I’m strolling down the street and I walk into my favorite coffee shop.
The shop is full of people chatting about their morning, their weekend, politics and the proper way to brew a cup. Some people are yelling, some are laughing and others are crying holding their neighbor’s hand.
There’s a lady wearing a hijab recounting her weekend with a blonde in a skirt. A white man in boots and coveralls is arguing about politics with a black man in a suit. A teenager is enthusiastically sharing his new love for hip-hop with a priest. An Indian woman in a sari is sharing her new favorite recipe with a transgender woman. A Mexican immigrant is crying with an Iraqi teenager while sharing their stories of loss. A black woman is practicing her new business proposal pitch with an Asian woman.
Then the witching hour approaches—8:45 a.m.—it’s time to head to work. Everyone stands to leave. Some people hug or shake hands to say good-bye, others nod or bow, but they all leave feeling respected, accepted and invigorated to meet what the day will bring.
Outside the coffee shop on the streets, cops greet you as you walk by and wish you a safe day, young folks help older adults board buses, men and women open doors for each other and every passerby looks you in the eye giving you a nod and smile.
No matter how rotten your day may become, you walk into work knowing that you are a part of a community and your humanity alone was enough to gain you acceptance.
This short story does not have to be fiction. It can be the reality for each and every one of us who occupy this land.
I am exhausted and saddened by the level of division this country has allowed. I am disgusted by the fact that much of the current and past division has been fostered and encouraged by political leaders for their personal gain. We are all humans. We all want to be loved and respected; we all want to live happy and prosperous lives; we all want the freedom to live our lives in peace, while practicing the religion of our choice, falling in love with whomever we desire and displaying our culture proudly.
We cannot rely on public figures to show us the way of understanding and acceptance, so we as collective individuals must display to our children, colleagues, families, friends and neighbors what it means to be a leader. We can do so by having thoughtful conversations, listening to others without motive, speaking out against bigotry and correcting inaccurate information in respectful ways.
Above all else, accept that no one person has all of the answers, not a left-wing liberal or a right-wing conservative. And to my fellow white folks, we must accept that we have no idea what it’s like to be a person of color, and then figure out how to be an ally without making it about us.
We are all members of one race: the human race. To collectively tear down the “wall” that is artificially dividing us, we must embrace this fact and solve the issues that are holding us back, together, without singling out one group and laying blame on them. And then maybe that fictional short story will become a reality.
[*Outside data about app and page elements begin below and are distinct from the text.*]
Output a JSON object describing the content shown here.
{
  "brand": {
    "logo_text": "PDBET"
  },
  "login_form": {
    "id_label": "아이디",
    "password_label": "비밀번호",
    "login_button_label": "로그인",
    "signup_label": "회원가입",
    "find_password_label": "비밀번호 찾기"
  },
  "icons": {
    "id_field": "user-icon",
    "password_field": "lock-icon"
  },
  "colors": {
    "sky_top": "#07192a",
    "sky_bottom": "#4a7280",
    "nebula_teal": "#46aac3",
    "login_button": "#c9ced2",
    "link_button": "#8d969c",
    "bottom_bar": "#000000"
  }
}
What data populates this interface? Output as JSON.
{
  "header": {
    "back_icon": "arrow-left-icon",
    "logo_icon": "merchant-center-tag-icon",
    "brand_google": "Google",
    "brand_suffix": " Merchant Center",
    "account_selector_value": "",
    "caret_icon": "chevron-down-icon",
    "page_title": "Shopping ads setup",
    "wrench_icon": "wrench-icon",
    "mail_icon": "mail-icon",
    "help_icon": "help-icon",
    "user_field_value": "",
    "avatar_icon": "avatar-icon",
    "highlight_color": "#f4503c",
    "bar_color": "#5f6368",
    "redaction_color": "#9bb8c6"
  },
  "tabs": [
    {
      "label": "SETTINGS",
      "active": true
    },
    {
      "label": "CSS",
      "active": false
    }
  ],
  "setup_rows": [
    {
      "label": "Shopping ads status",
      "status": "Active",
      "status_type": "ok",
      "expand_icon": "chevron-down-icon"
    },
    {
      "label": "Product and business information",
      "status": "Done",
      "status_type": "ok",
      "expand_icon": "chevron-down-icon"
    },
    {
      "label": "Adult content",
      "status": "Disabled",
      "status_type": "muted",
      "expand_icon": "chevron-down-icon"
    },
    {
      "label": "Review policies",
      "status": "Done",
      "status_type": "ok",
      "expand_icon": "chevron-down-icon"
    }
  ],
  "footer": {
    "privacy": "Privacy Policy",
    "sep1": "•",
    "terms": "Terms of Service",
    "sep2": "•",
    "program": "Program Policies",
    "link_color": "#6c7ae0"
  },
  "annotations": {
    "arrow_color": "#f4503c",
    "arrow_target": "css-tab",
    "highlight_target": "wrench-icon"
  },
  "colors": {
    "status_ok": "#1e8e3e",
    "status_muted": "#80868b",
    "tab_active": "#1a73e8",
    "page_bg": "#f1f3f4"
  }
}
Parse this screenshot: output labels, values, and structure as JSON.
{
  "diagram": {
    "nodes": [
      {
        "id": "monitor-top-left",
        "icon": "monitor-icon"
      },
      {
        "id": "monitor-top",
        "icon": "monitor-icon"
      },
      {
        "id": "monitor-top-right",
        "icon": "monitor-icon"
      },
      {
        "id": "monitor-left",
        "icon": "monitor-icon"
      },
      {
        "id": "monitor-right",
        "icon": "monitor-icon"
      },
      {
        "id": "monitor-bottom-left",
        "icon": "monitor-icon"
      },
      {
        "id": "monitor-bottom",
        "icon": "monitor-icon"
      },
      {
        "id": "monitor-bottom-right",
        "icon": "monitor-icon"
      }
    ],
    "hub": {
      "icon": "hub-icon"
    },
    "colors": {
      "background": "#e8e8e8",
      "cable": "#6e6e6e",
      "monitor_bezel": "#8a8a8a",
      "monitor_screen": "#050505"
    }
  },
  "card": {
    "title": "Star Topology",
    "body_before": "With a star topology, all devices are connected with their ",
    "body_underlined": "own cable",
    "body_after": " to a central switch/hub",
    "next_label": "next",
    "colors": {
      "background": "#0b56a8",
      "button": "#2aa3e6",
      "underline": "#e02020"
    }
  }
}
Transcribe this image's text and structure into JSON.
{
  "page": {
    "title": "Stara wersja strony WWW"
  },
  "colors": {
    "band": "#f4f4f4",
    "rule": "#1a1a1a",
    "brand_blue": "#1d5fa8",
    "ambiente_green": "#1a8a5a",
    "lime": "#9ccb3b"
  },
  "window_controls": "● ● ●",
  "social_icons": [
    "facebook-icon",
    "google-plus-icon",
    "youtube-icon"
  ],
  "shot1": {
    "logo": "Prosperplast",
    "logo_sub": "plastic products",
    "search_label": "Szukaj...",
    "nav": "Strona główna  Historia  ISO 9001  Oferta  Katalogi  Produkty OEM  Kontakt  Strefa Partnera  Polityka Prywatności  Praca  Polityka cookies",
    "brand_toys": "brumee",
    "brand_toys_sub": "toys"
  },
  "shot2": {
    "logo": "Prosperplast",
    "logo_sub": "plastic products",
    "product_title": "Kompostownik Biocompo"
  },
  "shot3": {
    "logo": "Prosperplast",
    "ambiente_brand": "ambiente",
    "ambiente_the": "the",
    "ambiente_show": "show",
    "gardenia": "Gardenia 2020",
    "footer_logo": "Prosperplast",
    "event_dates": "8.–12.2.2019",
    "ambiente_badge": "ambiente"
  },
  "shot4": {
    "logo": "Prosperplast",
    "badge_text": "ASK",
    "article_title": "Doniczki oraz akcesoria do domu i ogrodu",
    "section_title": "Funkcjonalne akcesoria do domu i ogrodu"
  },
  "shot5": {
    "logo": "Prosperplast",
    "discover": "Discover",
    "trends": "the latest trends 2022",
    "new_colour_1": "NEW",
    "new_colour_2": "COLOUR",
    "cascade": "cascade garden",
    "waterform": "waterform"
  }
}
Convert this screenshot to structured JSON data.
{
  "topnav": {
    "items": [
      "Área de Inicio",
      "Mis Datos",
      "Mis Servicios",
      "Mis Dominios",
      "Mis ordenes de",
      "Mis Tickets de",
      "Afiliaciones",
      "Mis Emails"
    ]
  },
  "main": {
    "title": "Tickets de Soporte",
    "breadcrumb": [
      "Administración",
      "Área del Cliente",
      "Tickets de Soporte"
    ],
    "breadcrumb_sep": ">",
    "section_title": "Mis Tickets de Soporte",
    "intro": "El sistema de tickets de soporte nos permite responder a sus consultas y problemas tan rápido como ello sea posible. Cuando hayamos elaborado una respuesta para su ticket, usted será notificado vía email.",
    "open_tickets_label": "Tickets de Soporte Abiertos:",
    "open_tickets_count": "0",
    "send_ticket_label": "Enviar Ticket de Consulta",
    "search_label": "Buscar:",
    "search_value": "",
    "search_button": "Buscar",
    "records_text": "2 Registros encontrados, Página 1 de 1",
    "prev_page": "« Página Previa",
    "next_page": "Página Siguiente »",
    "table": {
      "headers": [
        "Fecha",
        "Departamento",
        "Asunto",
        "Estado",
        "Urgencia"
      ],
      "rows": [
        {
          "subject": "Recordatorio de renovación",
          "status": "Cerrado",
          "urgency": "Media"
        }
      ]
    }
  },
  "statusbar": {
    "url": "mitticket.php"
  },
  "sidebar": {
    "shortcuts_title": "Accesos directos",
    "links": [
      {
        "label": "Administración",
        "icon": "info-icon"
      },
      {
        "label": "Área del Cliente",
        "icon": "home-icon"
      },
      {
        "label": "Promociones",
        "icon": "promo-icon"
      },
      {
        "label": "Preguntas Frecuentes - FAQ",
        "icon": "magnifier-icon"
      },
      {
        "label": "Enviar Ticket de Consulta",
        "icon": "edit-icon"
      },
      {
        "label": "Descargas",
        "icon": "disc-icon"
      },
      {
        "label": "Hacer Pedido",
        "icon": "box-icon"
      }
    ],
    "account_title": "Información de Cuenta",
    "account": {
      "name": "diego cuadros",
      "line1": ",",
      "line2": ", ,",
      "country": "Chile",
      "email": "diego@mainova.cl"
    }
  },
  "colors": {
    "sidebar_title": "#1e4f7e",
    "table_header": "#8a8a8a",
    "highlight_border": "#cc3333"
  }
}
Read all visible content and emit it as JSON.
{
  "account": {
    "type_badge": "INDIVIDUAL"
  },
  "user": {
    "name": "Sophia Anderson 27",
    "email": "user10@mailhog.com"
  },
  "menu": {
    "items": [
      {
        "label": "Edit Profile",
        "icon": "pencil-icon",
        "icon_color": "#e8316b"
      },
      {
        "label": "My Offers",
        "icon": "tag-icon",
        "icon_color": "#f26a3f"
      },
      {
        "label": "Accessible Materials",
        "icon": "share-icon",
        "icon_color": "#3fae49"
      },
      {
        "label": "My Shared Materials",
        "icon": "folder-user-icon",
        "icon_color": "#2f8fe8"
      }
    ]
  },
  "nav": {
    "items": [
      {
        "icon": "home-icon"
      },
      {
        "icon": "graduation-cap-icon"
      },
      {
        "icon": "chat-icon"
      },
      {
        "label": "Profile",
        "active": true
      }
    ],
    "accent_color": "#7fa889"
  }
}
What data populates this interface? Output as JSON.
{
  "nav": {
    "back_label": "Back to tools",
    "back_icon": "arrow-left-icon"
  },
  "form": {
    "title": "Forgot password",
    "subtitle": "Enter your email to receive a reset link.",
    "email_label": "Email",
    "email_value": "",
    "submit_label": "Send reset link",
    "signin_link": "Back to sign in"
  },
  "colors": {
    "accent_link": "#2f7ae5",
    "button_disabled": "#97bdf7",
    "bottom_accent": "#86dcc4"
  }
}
As the first step to turning that story into reality, we need to think about action. All too often we expend energy talking about our frustrations and hopes for this country, but we don’t spend enough time doing something to end suffering and improve our society. I refuse to be complicit with the oppressor; I strive to be a doer and here is what I’m going to do:
1. As a neighbor, I’m going to have more meaningful conversations with people outside of my bubble—people who don’t always think like me—in hopes of gaining insight into their view of life and how they approach issues plaguing this country. By doing this I hope we can learn something from each other and unify.
2. As a yoga teacher, I will continue to create a nonjudgmental environment of love, acceptance and understanding in my classes, where all people feel welcome. I truly believe that all living creatures are connected and so I will use my words and body language to personify this belief of connectivity and invite my fellow yogis to approach humanity in the same way.
3. As a citizen, I will pay greater attention to local, state and federal policy, and I will write or call my elected officials to share with them what I think needs to be done to better our community. I believe in the power of civic engagement to combat injustice. But I all too often fall into the trap of only sharing my frustrations and solutions with people in my bubble; this approach solves nothing.
What will you do? What commitments will you make to unify the country and eliminate injustice?
I bow to the spirit in you. Namaste.
Author: Samantha Hedges
Image: AK Rockefeller/Flickr
Editors: Nicole Cameron; Emily Bartran